My object in these remarks will, however, be very much mistaken, if it be supposed that I have any intention to undervalue the advantages of a classical education. But I humbly conceive, that if classical knowledge be not ample, it is, in a great measure useless; and that no time is less profitably spent, than that which is passed in acquiring a mere smattering of the ancient languages. It does not, however, follow, that the literature of antiquity should engross the exclusive attention of young men at college, from day to day, and from term to term, and thereby preclude the study of those more important branches of knowledge which lay the foundation of professional eminence, in the several departinents of active life. The labors of the school boy should not be allowed to employ the more mature talent of the man; nor should the mere study of Latin and Greek words be permitted to supersede the investigation of modern science, and those sublime researches into the properties of matter and of mind, which have remunerated the labors of philosophy during the last two hundred years.

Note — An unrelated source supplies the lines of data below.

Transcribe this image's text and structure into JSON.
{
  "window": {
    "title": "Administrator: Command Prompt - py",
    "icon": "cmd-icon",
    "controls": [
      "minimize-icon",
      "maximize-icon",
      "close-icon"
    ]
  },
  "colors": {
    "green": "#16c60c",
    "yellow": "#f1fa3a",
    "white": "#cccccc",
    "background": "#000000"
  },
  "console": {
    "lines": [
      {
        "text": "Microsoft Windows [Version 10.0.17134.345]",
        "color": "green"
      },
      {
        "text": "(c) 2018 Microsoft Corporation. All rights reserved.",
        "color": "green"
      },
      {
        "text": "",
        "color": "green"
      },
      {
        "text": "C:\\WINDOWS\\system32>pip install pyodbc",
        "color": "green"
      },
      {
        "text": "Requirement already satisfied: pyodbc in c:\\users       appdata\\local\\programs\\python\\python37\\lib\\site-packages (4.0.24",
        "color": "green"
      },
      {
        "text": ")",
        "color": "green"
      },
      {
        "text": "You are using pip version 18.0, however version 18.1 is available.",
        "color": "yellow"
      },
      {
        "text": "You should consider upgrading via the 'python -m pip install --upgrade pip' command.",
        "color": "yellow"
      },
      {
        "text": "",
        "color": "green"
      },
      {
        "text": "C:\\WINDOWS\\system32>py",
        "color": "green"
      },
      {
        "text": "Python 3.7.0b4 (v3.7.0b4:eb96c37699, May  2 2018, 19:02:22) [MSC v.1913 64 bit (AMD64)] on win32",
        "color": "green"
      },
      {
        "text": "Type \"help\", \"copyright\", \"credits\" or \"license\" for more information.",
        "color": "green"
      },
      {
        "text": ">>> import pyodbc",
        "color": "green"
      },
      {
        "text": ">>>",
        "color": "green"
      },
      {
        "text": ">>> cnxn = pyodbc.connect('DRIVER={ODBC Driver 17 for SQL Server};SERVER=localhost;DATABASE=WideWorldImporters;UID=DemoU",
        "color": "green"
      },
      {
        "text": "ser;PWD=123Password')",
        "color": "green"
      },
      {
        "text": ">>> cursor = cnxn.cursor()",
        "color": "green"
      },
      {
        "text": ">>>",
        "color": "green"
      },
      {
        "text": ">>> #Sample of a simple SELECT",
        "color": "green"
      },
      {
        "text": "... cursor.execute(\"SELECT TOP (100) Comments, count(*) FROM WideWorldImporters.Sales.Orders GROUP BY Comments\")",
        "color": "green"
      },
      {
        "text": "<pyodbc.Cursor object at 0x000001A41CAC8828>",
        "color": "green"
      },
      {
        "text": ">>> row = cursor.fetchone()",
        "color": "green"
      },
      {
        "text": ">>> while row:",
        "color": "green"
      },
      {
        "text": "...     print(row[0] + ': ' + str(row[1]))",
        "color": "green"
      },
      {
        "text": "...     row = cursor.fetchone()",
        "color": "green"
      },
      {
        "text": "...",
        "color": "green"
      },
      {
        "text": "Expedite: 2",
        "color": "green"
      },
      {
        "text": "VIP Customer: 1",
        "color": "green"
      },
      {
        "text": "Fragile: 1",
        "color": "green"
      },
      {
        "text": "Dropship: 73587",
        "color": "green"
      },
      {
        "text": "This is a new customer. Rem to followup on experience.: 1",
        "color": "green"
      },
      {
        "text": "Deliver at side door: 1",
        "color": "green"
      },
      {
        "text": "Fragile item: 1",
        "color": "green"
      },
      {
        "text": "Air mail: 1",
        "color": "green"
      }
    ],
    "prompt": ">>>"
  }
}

The business of the under-graduate course ought to comprehend, besides the learned languages, the elements of philosophy in all its branches of the science of mind, logic, ethics, geometry, and physics. I speak here only of the elements of those sciences, as alone applicable to the age and acquirements of the student, at this period of his academical life. For it is not to be imagined that any professor will undertake to communicate, in the short time allotted to such pursuits at college, a complete system of principles and deductions, in any one of the departments now specified. A teacher must not expect to carry his pupils, in the course of a few months, to the higher parts of those sciences, which it may, notwithstanding, be proper to put them in the way of studying for themselves. All that he can accomplish, in so short a period, is to open up the path which they are afterwards to pursue, to give directions for their successful progress, and to define the objects which they are to keep in view. By inducing them to employ their intellectual faculties, according to the plan of diligence proposed,